When you talk about people imitating your behavior, you might worry that you could be sucking someone’s true personality or behavior out. That’s not always the case. It may feel like you’re creating a robot, but you could simply be instilling good morals in someone else.
Once, an employee of mine was processing orders as a fill-in. He ended up making a mistake that cost the company a bit of money. Instead of shying away from the situation and pointing fingers, the employee displayed our core value of integrity and owned up to his mistake. He wasn’t being a clone of a successful person at work; instead, he was acting as a living example of the values that are repeated so frequently at the company.
This can also prove true for parents of young children. If you show your child kindness and affection, he can relay that to others in his world, just as if you let a curse word slip in front of him, he may have a new word to tell his friends on the playground the next day.
Not Just for Businesspeople, But All People
While the theory of repetition benefits a work environment, it can be applied to any other aspect of life. It can be something small, such as picking up a new phrase that your friends use a lot. It can be something bigger, like dropping a bad habit.
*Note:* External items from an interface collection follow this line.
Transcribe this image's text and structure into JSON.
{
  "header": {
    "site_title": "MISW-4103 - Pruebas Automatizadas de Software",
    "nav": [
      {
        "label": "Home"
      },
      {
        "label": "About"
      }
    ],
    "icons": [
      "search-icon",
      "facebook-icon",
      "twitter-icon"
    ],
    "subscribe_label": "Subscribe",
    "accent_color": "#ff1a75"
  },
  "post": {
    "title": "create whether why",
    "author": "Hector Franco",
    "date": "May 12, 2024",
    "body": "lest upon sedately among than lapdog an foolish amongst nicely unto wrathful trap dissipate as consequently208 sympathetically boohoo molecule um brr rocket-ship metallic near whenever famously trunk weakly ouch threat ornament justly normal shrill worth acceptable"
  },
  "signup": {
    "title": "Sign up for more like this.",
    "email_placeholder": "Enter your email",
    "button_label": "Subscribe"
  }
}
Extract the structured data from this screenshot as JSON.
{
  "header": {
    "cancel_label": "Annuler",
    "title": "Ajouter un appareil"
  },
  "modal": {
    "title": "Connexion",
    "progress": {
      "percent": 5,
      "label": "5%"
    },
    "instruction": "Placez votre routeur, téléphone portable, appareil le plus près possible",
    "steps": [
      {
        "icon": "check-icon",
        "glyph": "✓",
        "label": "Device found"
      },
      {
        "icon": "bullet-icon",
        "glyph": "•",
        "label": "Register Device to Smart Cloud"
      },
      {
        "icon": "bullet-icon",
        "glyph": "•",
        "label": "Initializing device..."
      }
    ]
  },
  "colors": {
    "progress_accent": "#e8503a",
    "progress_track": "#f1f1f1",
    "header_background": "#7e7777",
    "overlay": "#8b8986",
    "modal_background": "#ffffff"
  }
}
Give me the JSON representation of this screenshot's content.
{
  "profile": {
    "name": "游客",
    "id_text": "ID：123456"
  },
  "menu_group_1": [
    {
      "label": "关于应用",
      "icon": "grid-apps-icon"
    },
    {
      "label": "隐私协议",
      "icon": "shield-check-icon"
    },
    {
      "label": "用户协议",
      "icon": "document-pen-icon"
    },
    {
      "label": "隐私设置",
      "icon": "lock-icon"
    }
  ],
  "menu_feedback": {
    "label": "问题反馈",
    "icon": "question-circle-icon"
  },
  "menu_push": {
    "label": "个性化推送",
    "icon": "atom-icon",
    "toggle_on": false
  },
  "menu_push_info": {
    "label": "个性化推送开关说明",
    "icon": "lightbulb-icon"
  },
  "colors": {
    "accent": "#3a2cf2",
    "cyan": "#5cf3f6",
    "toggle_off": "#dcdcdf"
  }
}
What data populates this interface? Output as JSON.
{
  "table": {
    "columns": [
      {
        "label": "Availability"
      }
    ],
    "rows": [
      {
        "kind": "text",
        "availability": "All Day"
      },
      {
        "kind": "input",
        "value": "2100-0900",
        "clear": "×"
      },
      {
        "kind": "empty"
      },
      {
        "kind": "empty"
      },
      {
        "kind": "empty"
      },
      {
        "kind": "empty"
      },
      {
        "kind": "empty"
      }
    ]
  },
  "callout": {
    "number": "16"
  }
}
When you notice a lot of people doing something that bothers you, you’re likely going to stop doing it yourself.
Here are a few quick tips to try when attempting to make a message stick:
Have only a few rules or a mantra.
- Repeat them to yourself a lot: jot them on a notepad, use them as your desktop background, or post them on your medicine cabinet.
- Be consistent with your rules (that’s why you should only have a few).
By keeping them simple and talking about them often, you may start to see your own best behaviors reflected in those around you.
And I Repeat…
I’ve said it once, and I’ll say it again (and again and again): Repetition is one way to achieve your various goals.
If you’re a businessperson, your employees can emulate you. If you’re a father, your children can emulate you. If you’re a friend, your friends can emulate you. If someone looks up to you, one way to make the most of your influence is through repetition. If you’re going to leave an impression, you might as well strive to leave a good one.
Image courtesy of Wikimedia Commons